    This icon depends completely upon the fact that, in English, we use the same word for "link on the internet" and "link of a chain". That isn't true in other languages...

    I never realized this. Isn't the "link" part of "hyperlink" directly derived from the "link" in the chain sense though? Like, it's not exactly a coincidence that we used the same work in English.

    2 votes
  16. Comment on Why are so many websites (and CDNs) IPv4 only? in ~comp

    Ordinator Link Parent
    True. For some reason I only associate the term "ISP" with wired providers. It does make a lot more sense for wireless providers to be motivated to switch.

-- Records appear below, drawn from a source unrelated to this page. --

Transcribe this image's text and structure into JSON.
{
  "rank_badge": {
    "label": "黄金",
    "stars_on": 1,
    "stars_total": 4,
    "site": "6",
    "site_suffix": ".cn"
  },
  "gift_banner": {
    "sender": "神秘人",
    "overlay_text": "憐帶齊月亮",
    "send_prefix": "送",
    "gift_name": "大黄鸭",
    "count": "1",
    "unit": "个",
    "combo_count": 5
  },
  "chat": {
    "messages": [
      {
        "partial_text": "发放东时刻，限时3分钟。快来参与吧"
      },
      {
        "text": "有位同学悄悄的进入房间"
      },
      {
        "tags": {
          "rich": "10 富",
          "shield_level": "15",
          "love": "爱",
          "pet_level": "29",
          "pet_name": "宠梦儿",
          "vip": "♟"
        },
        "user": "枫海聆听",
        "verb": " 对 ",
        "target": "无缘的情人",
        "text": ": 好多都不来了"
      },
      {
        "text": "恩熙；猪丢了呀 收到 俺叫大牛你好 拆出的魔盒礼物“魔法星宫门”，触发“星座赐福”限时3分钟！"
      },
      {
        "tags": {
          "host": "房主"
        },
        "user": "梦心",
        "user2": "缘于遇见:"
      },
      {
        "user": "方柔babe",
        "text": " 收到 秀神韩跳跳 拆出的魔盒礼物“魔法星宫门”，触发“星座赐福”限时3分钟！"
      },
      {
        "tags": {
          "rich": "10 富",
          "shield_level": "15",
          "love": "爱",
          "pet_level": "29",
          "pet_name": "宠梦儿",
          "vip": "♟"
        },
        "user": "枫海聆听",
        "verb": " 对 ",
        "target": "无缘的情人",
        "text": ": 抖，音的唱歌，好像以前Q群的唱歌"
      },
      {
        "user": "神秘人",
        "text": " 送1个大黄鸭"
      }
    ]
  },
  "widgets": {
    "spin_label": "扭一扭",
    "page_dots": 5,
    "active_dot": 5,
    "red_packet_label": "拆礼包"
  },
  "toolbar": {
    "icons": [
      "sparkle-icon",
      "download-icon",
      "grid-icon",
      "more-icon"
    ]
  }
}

    True. For some reason I only associate the term "ISP" with wired providers. It does make a lot more sense for wireless providers to be motivated to switch.

    1 vote
  17. Comment on What programming language do you think deserves more credit? in ~comp

    Ordinator Link Parent
    I think Rust gets all the credit it deserves. I think it's a great language, and I hope that eventually I'll never have to write a line of C++ again, but it's also talked about a lot any time it's...

    I think Rust gets all the credit it deserves. I think it's a great language, and I hope that eventually I'll never have to write a line of C++ again, but it's also talked about a lot any time it's even remotely topical.

    20 votes
  18. Comment on Why are so many websites (and CDNs) IPv4 only? in ~comp

    Ordinator Link Parent
    Does you ISP (or the ISP's you're talking about) handle things differently from mine? Every single ISP I've had in my entire life only hands out one IP per account. The number of devices NAT'ed...

    Does you ISP (or the ISP's you're talking about) handle things differently from mine? Every single ISP I've had in my entire life only hands out one IP per account. The number of devices NAT'ed behind that IP is mostly irrelevant to the ISP.

    2 votes
  19. Comment on Wayland misconceptions debunked in ~comp

    Ordinator Link Parent
    You can cry about it all you want, but it's true. I've used VSCode as my daily text editor for about a year now. The wide range of extensions make it pretty unbeatable, but literally everything...

    But saying this triggers a lot of people because electron bloated, javascript bad, webdev lame, etc.

    You can cry about it all you want, but it's true. I've used VSCode as my daily text editor for about a year now. The wide range of extensions make it pretty unbeatable, but literally everything about it is just okay. It takes 400mb of memory for an empty window. It lags badly when running on my laptop's integrated GPU. JavaScript is bad. I don't even know anyone who would argue that point. I just wish I could find someone who would actually pay me to write good tools, because I don't have the time or energy to do it on my personal time.

    7 votes
  20. Comment on Amazon is buying home mesh router startup, Eero in ~tech

    Ordinator Link Parent
    You're definitely not the only one. It seems like a tremendous waste to me overall. I'm not sure AdHoc WiFi is really the same thing as mesh networking. The AdHoc stuff was designed to let two...

    You're definitely not the only one. It seems like a tremendous waste to me overall.

    I'm not sure AdHoc WiFi is really the same thing as mesh networking. The AdHoc stuff was designed to let two devices communicate directly without the benefit of a third-party access point. It didn't cover any component of arbitrary devices routing packets AFAIK.

    9 votes